Baltimore Coin Show Report

The Baltimore coin show opened to the public on Thursday and to the public on Friday. Thursday was one of the more active days at a coin show that I can remember. I had a steady stream of dealers looking through my coins and made a number of sales, including some to other dealers that I have not done business with in a number of years. Areas that seemed most active with dealers included early gold, New Orleans half eagles and eagles and Indian Head eagles.

Has anyone else noticed that Indian Head eagles in MS63 to MS65 grades have dramatically increased in price in the past two months? A little birdie at the coin show told me that prices in this series could see even more dramatic price increases in the next three to six months.

Public attendance on Friday was excellent. The size of the bourse floor was much bigger than in past versions of this show and, at times, it felt like being at a cavernous ANA or FUN convention. I met a number of new collectors including one gentleman who had just spent over $1 million at the ANR sale and appeared to be buying at a furious pace from dealers. Clearly, coins have reached a new level of popularity.

Both PCGS and NGC “made” more coins that at recent shows. I was pleased with most of my grading results and other dealers I spoke with felt both services were making a better effort to grade according to market standards than at other recent major shows. Because of this fact, it was possible to buy a few interesting coins. But it was clearly a grind to buy and I generally was able to purchase just one or two interesting pieces at a time.

Overall, I would grade this show an A- for Douglas Winter Numismatics and a B for most other dealers. It was a great show for selling and it turned out to be a bit better for buying than I expected. After the uneventful February Long Beach, the coin market got a nice little shot in the arm and seems to be in good health as we approach the Spring.

Coming up in April are two important shows: the Spring ANA in Atlanta and the Central States in Columbus.
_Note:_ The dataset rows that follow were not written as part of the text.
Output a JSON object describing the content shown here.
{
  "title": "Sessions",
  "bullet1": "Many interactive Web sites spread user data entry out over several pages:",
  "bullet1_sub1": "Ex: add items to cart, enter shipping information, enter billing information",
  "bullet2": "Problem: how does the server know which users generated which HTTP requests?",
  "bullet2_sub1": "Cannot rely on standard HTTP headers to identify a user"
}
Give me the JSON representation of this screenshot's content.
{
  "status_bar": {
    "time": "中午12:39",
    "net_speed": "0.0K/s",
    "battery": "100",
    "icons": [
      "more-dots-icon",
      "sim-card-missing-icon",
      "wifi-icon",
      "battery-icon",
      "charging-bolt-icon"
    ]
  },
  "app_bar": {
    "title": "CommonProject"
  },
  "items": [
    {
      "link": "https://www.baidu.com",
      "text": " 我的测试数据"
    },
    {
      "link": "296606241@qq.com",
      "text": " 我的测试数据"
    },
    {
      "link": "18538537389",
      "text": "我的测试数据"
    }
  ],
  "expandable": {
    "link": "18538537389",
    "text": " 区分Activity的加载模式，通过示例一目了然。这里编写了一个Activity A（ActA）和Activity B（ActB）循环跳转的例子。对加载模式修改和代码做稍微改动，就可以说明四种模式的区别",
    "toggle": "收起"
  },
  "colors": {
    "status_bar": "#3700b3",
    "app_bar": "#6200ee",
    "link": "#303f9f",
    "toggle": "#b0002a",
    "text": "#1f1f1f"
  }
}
The sale of the Duke’s Creek collection of Dahlonega gold coinage is going to be a major test for the high end of the Southern gold market while the repercussions of the State of Ohio Coin Scandal should make this year’s edition of the CSNS interesting to say the least.